Tinnitus is a common symptom of an acoustic neuroma. So is hearing loss.
And in fact, when both tinnitus and hearing loss occur in only one ear, this is highly suspicious for an acoustic neuroma.
An acoustic neuroma is an overgrowth of Schwann cells in the middle ear. Sometimes this benign and slow growing tumor is called a vestibular Schwannoma.
It is not cancer and will never metastasize. If left untreated, the tumor can grow large enough to press on the brainstem and become life threatening.
However, symptoms of an acoustic neuroma pretty much guarantee that this non-cancerous mass will never reach a life threatening point of growth.
After all, it’s not likely that a person will refuse to see a doctor when they’ve begun experiencing hearing loss, especially if it’s sudden – and especially if it’s accompanied by tinnitus and/or other symptoms of an acoustic neuroma such as dizziness, unsteadiness and facial numbness.
The tinnitus of an acoustic neuroma may be the first, and only, symptom.
Hearing loss may also be the only symptom, and it may be gradual in onset or sudden (acute).
And there are patients for whom tinnitus and hearing loss have had a simultaneous onset.
How Soon After Tinnitus Is Hearing Loss from Acoustic Neuroma?
But sometimes one symptom follows the other. So I asked Dr. Hamid R. Djalilian, MD, how soon after the onset of tinnitus might hearing loss occur, when the latter symptom follows the former symptom.
“Tinnitus and hearing loss generally occur together,” says Dr. Djalilian, Director of Neurotology and Skull Base Surgery, University of California, Irvine, School of Medicine.
“Sometimes the tinnitus may be noticed sooner than the hearing loss because it is a new sensation. If the hearing loss is sudden, it is noticed earlier.
“However, if hearing loss is gradual it may not be noticed until it is more advanced.”
Though the duo of tinnitus and hearing loss have a multitude of possible causes, what makes this duo point to acoustic neuroma is the eventual addition of more symptoms (e.g., the dizziness, unsteadiness and facial numbness).
Other symptoms might be a headache, difficulty swallowing, a hoarse voice, changes in taste sensation and confusion.
If the tinnitus and hearing loss are occurring in only one ear, and there’s also headaches only on that side, this really makes things highly suspect for an acoustic neuroma.
But only an MRI can make the diagnosis, based on the location of these slow growths – which in some cases don’t even produce any symptoms and are discovered by accident during an MRI for an unrelated situation.
One in 100,000 Americans are diagnosed with an acoustic neuroma every year, and less than two percent of cases of unilateral tinnitus with hearing loss turn out to be one of these benign masses.
Dr. Djalilian’s areas of expertise include complex ear surgery, hearing loss, balance disorders, facial nerve paralysis and skull base surgery. He conducts research in several areas related to cochlear implants and acoustic neuroma.
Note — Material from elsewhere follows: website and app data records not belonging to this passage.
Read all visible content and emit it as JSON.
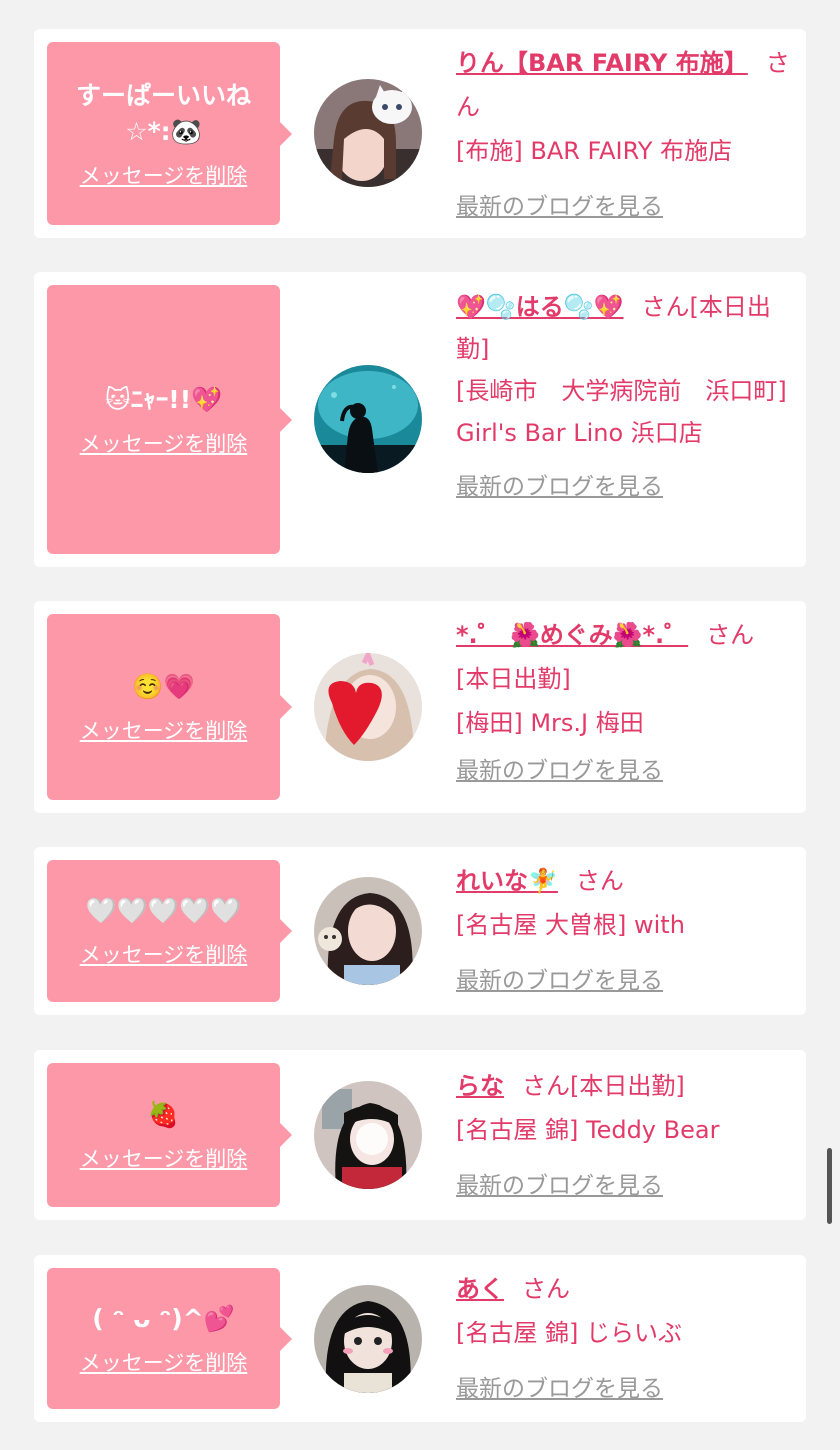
{
  "cards": [
    {
      "message": "すーぱーいいね☆*:🐼",
      "delete_label": "メッセージを削除",
      "name": "りん【BAR FAIRY 布施】",
      "honorific": "さん",
      "status": "",
      "shop": "[布施] BAR FAIRY 布施店",
      "blog_label": "最新のブログを見る"
    },
    {
      "message": "🐱ﾆｬｰ!!💖",
      "delete_label": "メッセージを削除",
      "name": "💖🫧はる🫧💖",
      "honorific": "さん",
      "status": "[本日出勤]",
      "shop": "[長崎市　大学病院前　浜口町] Girl's Bar Lino 浜口店",
      "blog_label": "最新のブログを見る"
    },
    {
      "message": "☺️💗",
      "delete_label": "メッセージを削除",
      "name": "*.゜ 🌺めぐみ🌺*.゜",
      "honorific": "さん",
      "status": "[本日出勤]",
      "shop": "[梅田] Mrs.J 梅田",
      "blog_label": "最新のブログを見る"
    },
    {
      "message": "🤍🤍🤍🤍🤍",
      "delete_label": "メッセージを削除",
      "name": "れいな🧚",
      "honorific": "さん",
      "status": "",
      "shop": "[名古屋 大曽根] with",
      "blog_label": "最新のブログを見る"
    },
    {
      "message": "🍓",
      "delete_label": "メッセージを削除",
      "name": "らな",
      "honorific": "さん",
      "status": "[本日出勤]",
      "shop": "[名古屋 錦] Teddy Bear",
      "blog_label": "最新のブログを見る"
    },
    {
      "message": "( ᵔ ᴗ ᵔ)^💕",
      "delete_label": "メッセージを削除",
      "name": "あく",
      "honorific": "さん",
      "status": "",
      "shop": "[名古屋 錦] じらいぶ",
      "blog_label": "最新のブログを見る"
    }
  ],
  "colors": {
    "bubble": "#fd98a8",
    "accent": "#e23b6a",
    "muted": "#999999",
    "background": "#f2f2f2"
  }
}
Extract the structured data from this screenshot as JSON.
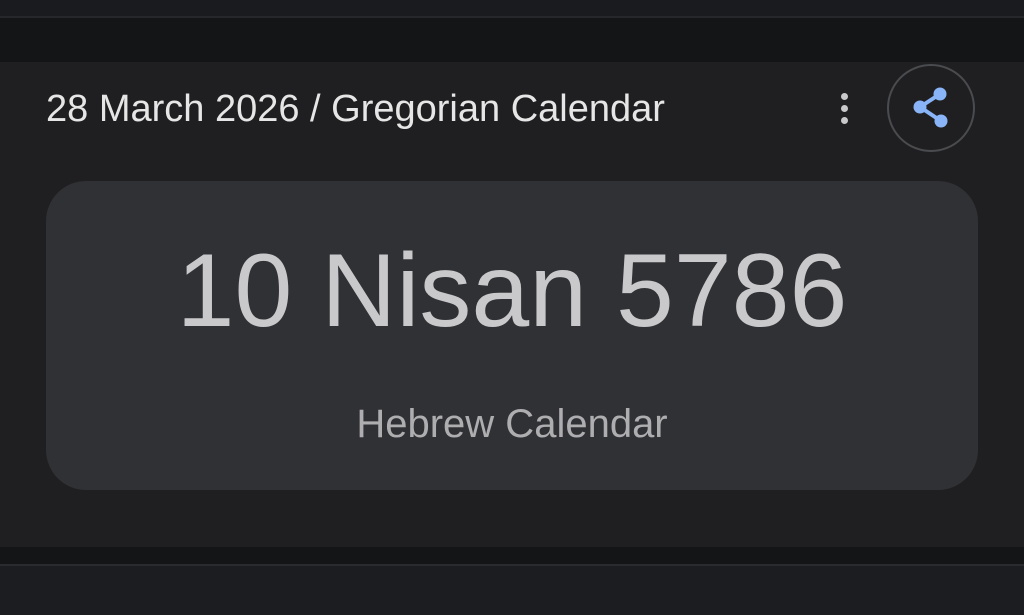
{
  "header": {
    "title": "28 March 2026 / Gregorian Calendar",
    "more_icon": "more-vert-icon",
    "share_icon": "share-icon"
  },
  "result": {
    "value": "10 Nisan 5786",
    "label": "Hebrew Calendar"
  },
  "colors": {
    "background": "#141517",
    "card": "#1f1f21",
    "result_box": "#303134",
    "share_accent": "#8ab4f8",
    "text_primary": "#e6e6e6",
    "text_secondary": "#aeaeb1"
  }
}
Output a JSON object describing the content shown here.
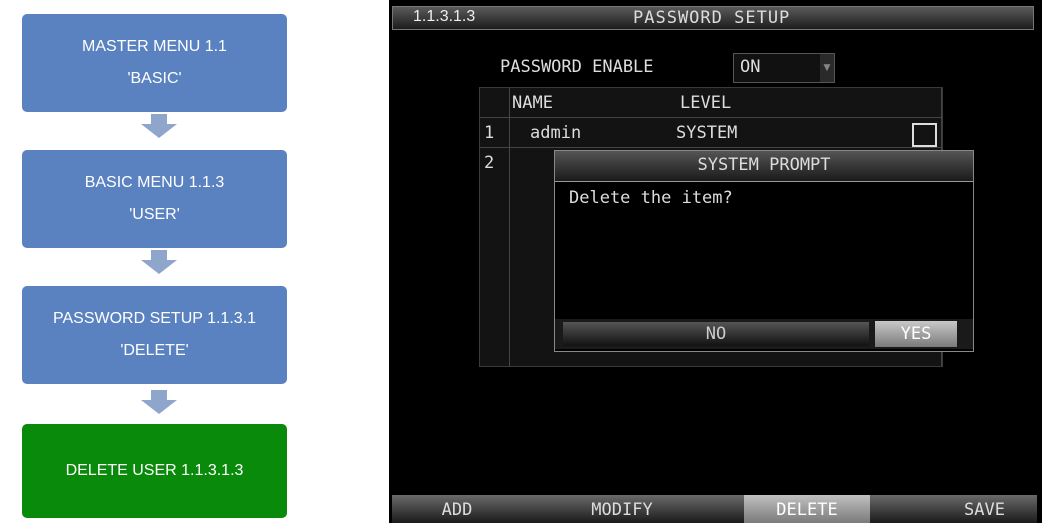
{
  "flow": {
    "box1": {
      "line1": "MASTER MENU 1.1",
      "line2": "'BASIC'"
    },
    "box2": {
      "line1": "BASIC MENU 1.1.3",
      "line2": "'USER'"
    },
    "box3": {
      "line1": "PASSWORD SETUP 1.1.3.1",
      "line2": "'DELETE'"
    },
    "box4": {
      "line1": "DELETE USER 1.1.3.1.3"
    }
  },
  "dvr": {
    "menu_id": "1.1.3.1.3",
    "title": "PASSWORD SETUP",
    "password_enable": {
      "label": "PASSWORD ENABLE",
      "value": "ON"
    },
    "table": {
      "headers": {
        "name": "NAME",
        "level": "LEVEL"
      },
      "rows": [
        {
          "num": "1",
          "name": "admin",
          "level": "SYSTEM"
        },
        {
          "num": "2"
        }
      ]
    },
    "prompt": {
      "title": "SYSTEM PROMPT",
      "message": "Delete the item?",
      "no": "NO",
      "yes": "YES"
    },
    "bottom": {
      "add": "ADD",
      "modify": "MODIFY",
      "delete": "DELETE",
      "save": "SAVE"
    }
  },
  "colors": {
    "flow_blue": "#5a82c0",
    "flow_green": "#0a8a0a",
    "screen_bg": "#000000"
  }
}
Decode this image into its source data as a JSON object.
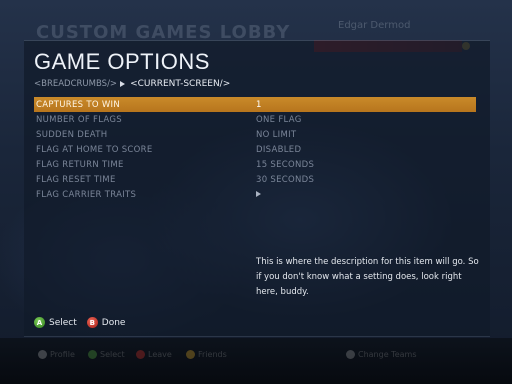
{
  "background": {
    "lobby_title": "CUSTOM GAMES LOBBY",
    "lobby_right_text": "Edgar Dermod",
    "footer_items": [
      "Profile",
      "Select",
      "Leave",
      "Friends"
    ],
    "footer_right": "Change Teams"
  },
  "dialog": {
    "title": "GAME OPTIONS",
    "breadcrumbs": "<BREADCRUMBS/>",
    "current_screen": "<CURRENT-SCREEN/>"
  },
  "options": [
    {
      "label": "CAPTURES TO WIN",
      "value": "1"
    },
    {
      "label": "NUMBER OF FLAGS",
      "value": "ONE FLAG"
    },
    {
      "label": "SUDDEN DEATH",
      "value": "NO LIMIT"
    },
    {
      "label": "FLAG AT HOME TO SCORE",
      "value": "DISABLED"
    },
    {
      "label": "FLAG RETURN TIME",
      "value": "15 SECONDS"
    },
    {
      "label": "FLAG RESET TIME",
      "value": "30 SECONDS"
    },
    {
      "label": "FLAG CARRIER TRAITS",
      "value": ""
    }
  ],
  "selected_index": 0,
  "description": "This is where the description for this item will go. So if you don't know what a setting does, look right here, buddy.",
  "hints": {
    "a_glyph": "A",
    "a_label": "Select",
    "b_glyph": "B",
    "b_label": "Done"
  },
  "colors": {
    "selection": "#c98a2a",
    "button_a": "#4aa32c",
    "button_b": "#d0342a"
  }
}
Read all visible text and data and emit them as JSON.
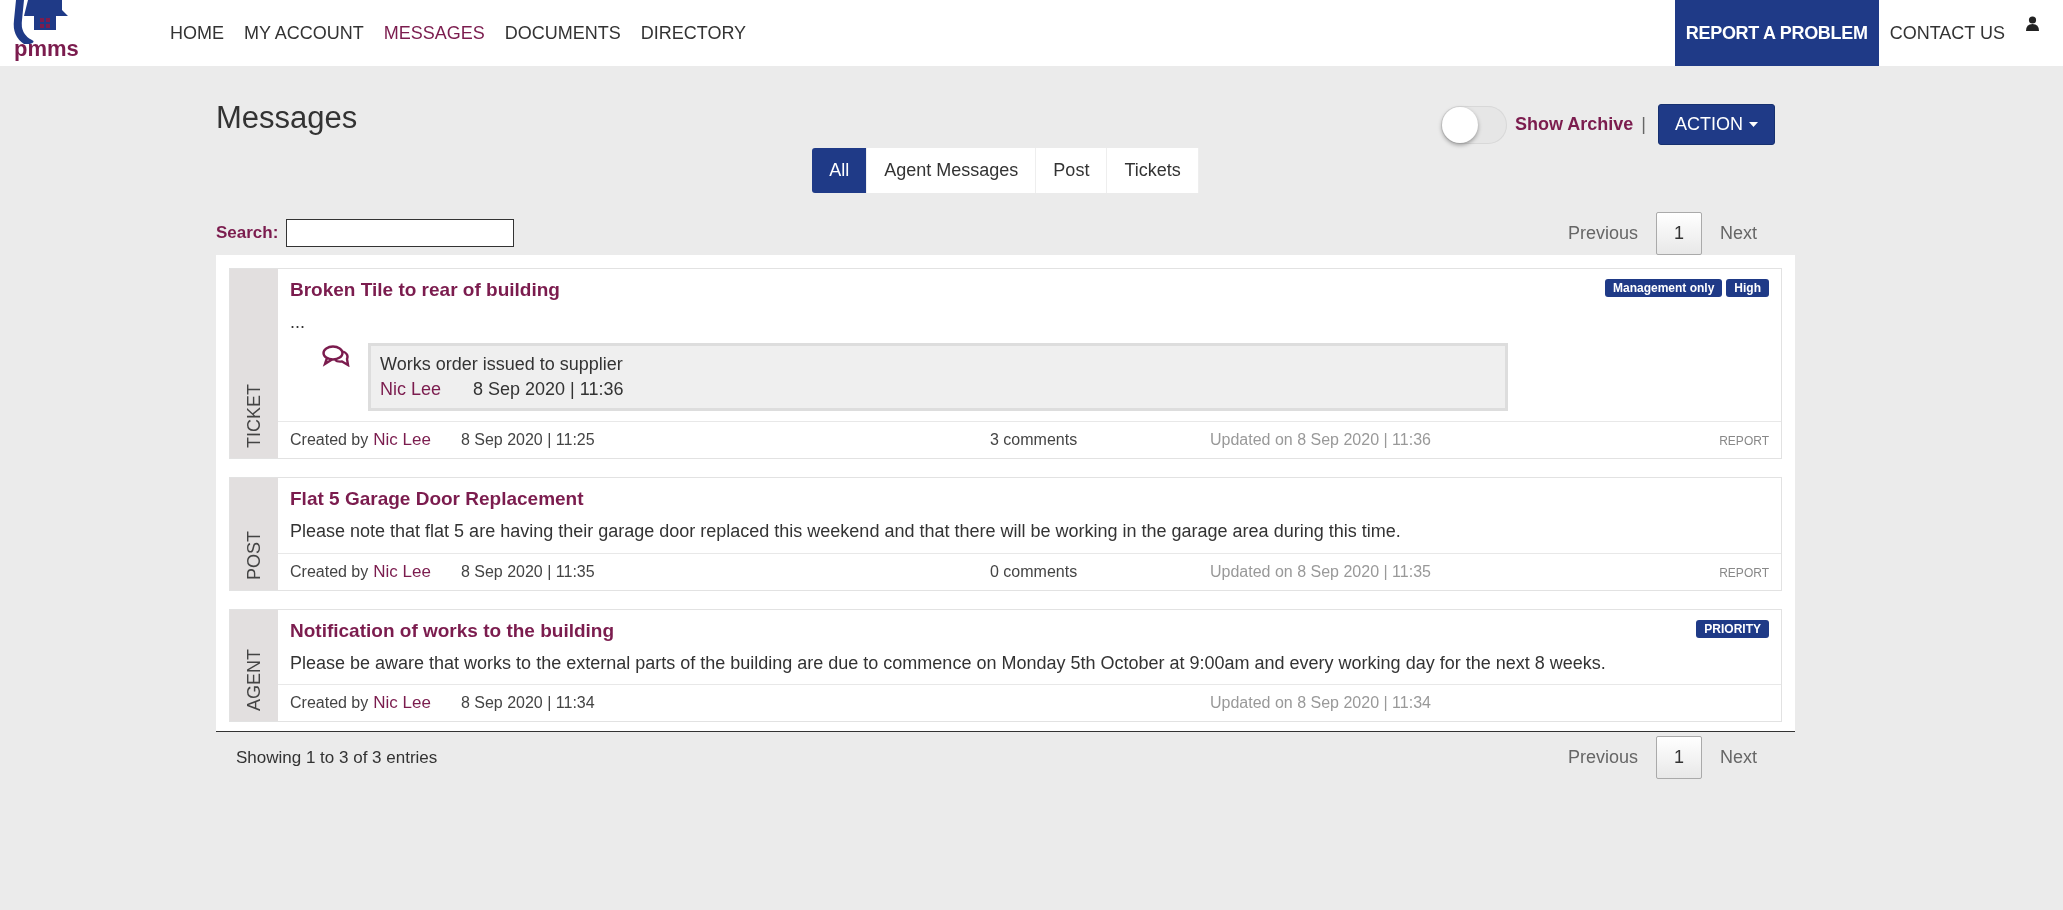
{
  "nav": {
    "logo": "pmms",
    "items": [
      {
        "label": "HOME",
        "selected": false
      },
      {
        "label": "MY ACCOUNT",
        "selected": false
      },
      {
        "label": "MESSAGES",
        "selected": true
      },
      {
        "label": "DOCUMENTS",
        "selected": false
      },
      {
        "label": "DIRECTORY",
        "selected": false
      }
    ],
    "report_button": "REPORT A PROBLEM",
    "contact_link": "CONTACT US"
  },
  "page": {
    "title": "Messages",
    "archive": {
      "label": "Show Archive",
      "on": false,
      "separator": "|"
    },
    "action_button": "ACTION",
    "filter_tabs": [
      {
        "label": "All",
        "selected": true
      },
      {
        "label": "Agent Messages",
        "selected": false
      },
      {
        "label": "Post",
        "selected": false
      },
      {
        "label": "Tickets",
        "selected": false
      }
    ],
    "search": {
      "label": "Search:"
    },
    "pagination": {
      "previous": "Previous",
      "pages": [
        {
          "label": "1",
          "selected": true
        }
      ],
      "next": "Next"
    }
  },
  "messages": [
    {
      "type": "TICKET",
      "title": "Broken Tile to rear of building",
      "badges": [
        "Management only",
        "High"
      ],
      "body": "...",
      "comment": {
        "text": "Works order issued to supplier",
        "author": "Nic Lee",
        "time": "8 Sep 2020 | 11:36"
      },
      "created_label": "Created by",
      "author": "Nic Lee",
      "created": "8 Sep 2020 | 11:25",
      "comments": "3 comments",
      "updated": "Updated on 8 Sep 2020 | 11:36",
      "report": "REPORT"
    },
    {
      "type": "POST",
      "title": "Flat 5 Garage Door Replacement",
      "body": "Please note that flat 5 are having their garage door replaced this weekend and that there will be working in the garage area during this time.",
      "created_label": "Created by",
      "author": "Nic Lee",
      "created": "8 Sep 2020 | 11:35",
      "comments": "0 comments",
      "updated": "Updated on 8 Sep 2020 | 11:35",
      "report": "REPORT"
    },
    {
      "type": "AGENT",
      "title": "Notification of works to the building",
      "badges": [
        "PRIORITY"
      ],
      "body": "Please be aware that works to the external parts of the building are due to commence on Monday 5th October at 9:00am and every working day for the next 8 weeks.",
      "created_label": "Created by",
      "author": "Nic Lee",
      "created": "8 Sep 2020 | 11:34",
      "updated": "Updated on 8 Sep 2020 | 11:34"
    }
  ],
  "footer": {
    "info": "Showing 1 to 3 of 3 entries",
    "pagination": {
      "previous": "Previous",
      "pages": [
        {
          "label": "1",
          "selected": true
        }
      ],
      "next": "Next"
    }
  }
}
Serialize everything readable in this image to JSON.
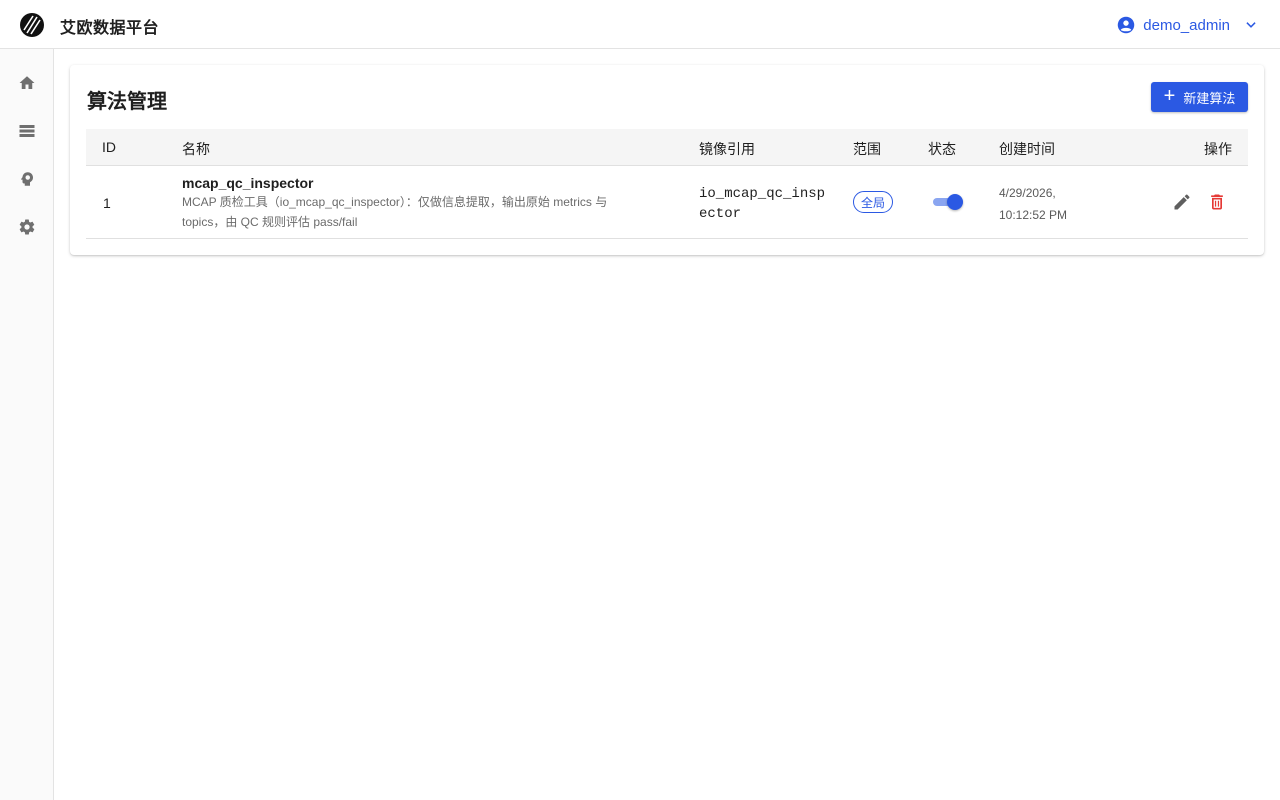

Lorra Garrick has been covering medical, fitness and cybersecurity topics for many years, having written thousands of articles for print magazines and websites, including as a ghostwriter. She’s also a former ACE-certified personal trainer.